I don’t know how long you’ve been teaching. I’ve been teaching ESL abroad now for 13 years. While I’ve met a few teachers who’ve been teaching here for longer, most teachers I’ve met have only been teaching for a few years at most. These days, I feel like I’ve hit “the wall” – you know, burned out. Bilbo said it best.
Have you ever felt like “butter scraped over too much bread”?
If you’ve been teaching for a long time, there comes a point when you definitely feel like this. The struggles of teaching include hours of planning and prep, student progress reports, comments to write, parent phone calls to make, grading, and meetings with admins and other staff. It gets to be a bit much at times and when it does, what should you do? I’m tempted to throw in the towel and just leave at times. But then I think about my students and the duties I still have to them.
Here are a few tips for you veteran teachers out there.
- Take time to look back on all you’ve accomplished – This is something I do at times when I feel like I’ve hit the wall. I remember how much I’ve grown as a teacher over the years and also how I’ve impacted my students past and present.
- Write goals for your future – While it’s good to look back, it’s even better to look ahead. As much as I’ve grown and improved over these years, there are still more ways I can improve to become an even better teacher.

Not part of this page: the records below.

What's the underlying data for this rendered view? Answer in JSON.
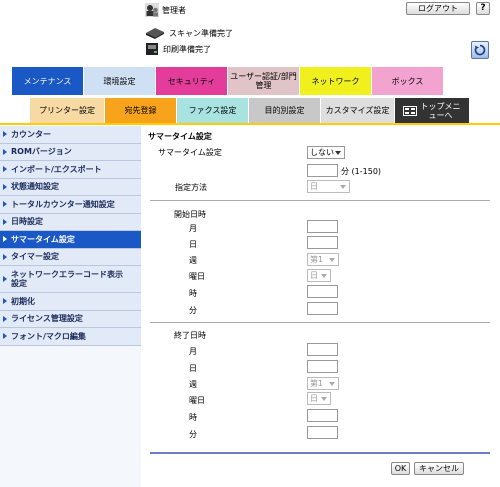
{
  "header": {
    "user_label": "管理者",
    "logout_label": "ログアウト",
    "help_label": "?",
    "status": [
      {
        "text": "スキャン準備完了",
        "icon": "scanner-icon"
      },
      {
        "text": "印刷準備完了",
        "icon": "printer-icon"
      }
    ]
  },
  "tabs_top": [
    {
      "label": "メンテナンス",
      "color": "#1a58c6",
      "active": true
    },
    {
      "label": "環境設定",
      "color": "#cfe0f5"
    },
    {
      "label": "セキュリティ",
      "color": "#e43c9b"
    },
    {
      "label": "ユーザー認証/部門管理",
      "color": "#e1c4c7"
    },
    {
      "label": "ネットワーク",
      "color": "#f0f01e"
    },
    {
      "label": "ボックス",
      "color": "#f2a3cf"
    }
  ],
  "tabs_sub": [
    {
      "label": "プリンター設定",
      "color": "#f7d9a3"
    },
    {
      "label": "宛先登録",
      "color": "#f7a31b"
    },
    {
      "label": "ファクス設定",
      "color": "#a8e3e1"
    },
    {
      "label": "目的別設定",
      "color": "#c8c8c8"
    },
    {
      "label": "カスタマイズ設定",
      "color": "#dedede"
    },
    {
      "label": "トップメニューへ",
      "color": "#333333"
    }
  ],
  "sidebar": {
    "items": [
      {
        "label": "カウンター"
      },
      {
        "label": "ROMバージョン"
      },
      {
        "label": "インポート/エクスポート"
      },
      {
        "label": "状態通知設定"
      },
      {
        "label": "トータルカウンター通知設定"
      },
      {
        "label": "日時設定"
      },
      {
        "label": "サマータイム設定",
        "active": true
      },
      {
        "label": "タイマー設定"
      },
      {
        "label": "ネットワークエラーコード表示設定"
      },
      {
        "label": "初期化"
      },
      {
        "label": "ライセンス管理設定"
      },
      {
        "label": "フォント/マクロ編集"
      }
    ]
  },
  "form": {
    "title": "サマータイム設定",
    "summer_time_label": "サマータイム設定",
    "summer_time_value": "しない",
    "minutes_unit": "分 (1-150)",
    "method_label": "指定方法",
    "method_value": "日",
    "start": {
      "title": "開始日時",
      "month": "月",
      "day": "日",
      "week": "週",
      "week_value": "第1",
      "weekday": "曜日",
      "weekday_value": "日",
      "hour": "時",
      "minute": "分"
    },
    "end": {
      "title": "終了日時",
      "month": "月",
      "day": "日",
      "week": "週",
      "week_value": "第1",
      "weekday": "曜日",
      "weekday_value": "日",
      "hour": "時",
      "minute": "分"
    },
    "ok_label": "OK",
    "cancel_label": "キャンセル"
  }
}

- Remember the little things – When things get too hectic, when I receive a complaint, or just having a bad day, I remember that’s not the end-all-be-all. It’s a bump in the road, and when that happens I remember my students. I teach K-6 and my kindergarteners love to give me stickers and hugs. Sometimes those little things like stickers or a hug gets me through those bad days. What little things get you through your bad days?
- Support new teachers – As veteran teachers, we are a wealth of knowledge and experience when it comes to teaching. When new teachers come, I like to meet them and offer advice and support so they can feel more at ease in the classroom. Even if they are afraid to ask questions, be someone they can turn to when things get a little difficult. Whether it’s classroom management strategies, instructional tips, prep and planning, or how to respond to complaints and/or feedback, as veterans in the profession we’ve experienced it all before.
- Don’t give up! – I definitely feel like this at times. There are times when I’ve wondered if I really made a difference, or if I’ve helped my students progress in their language learning abilities. Some [students] have improved from when I began teaching them to when I finished, and others have not. Still when I feel like I’ve accomplished nothing meaningful, I keep working harder to make a meaningful impact on those around me (students, coworkers, admins, parents, etc).
So when you feel a bit like old Bilbo Baggins, try to remember these things and strive to keep improving as things change.
Keep learning, growing, and teaching.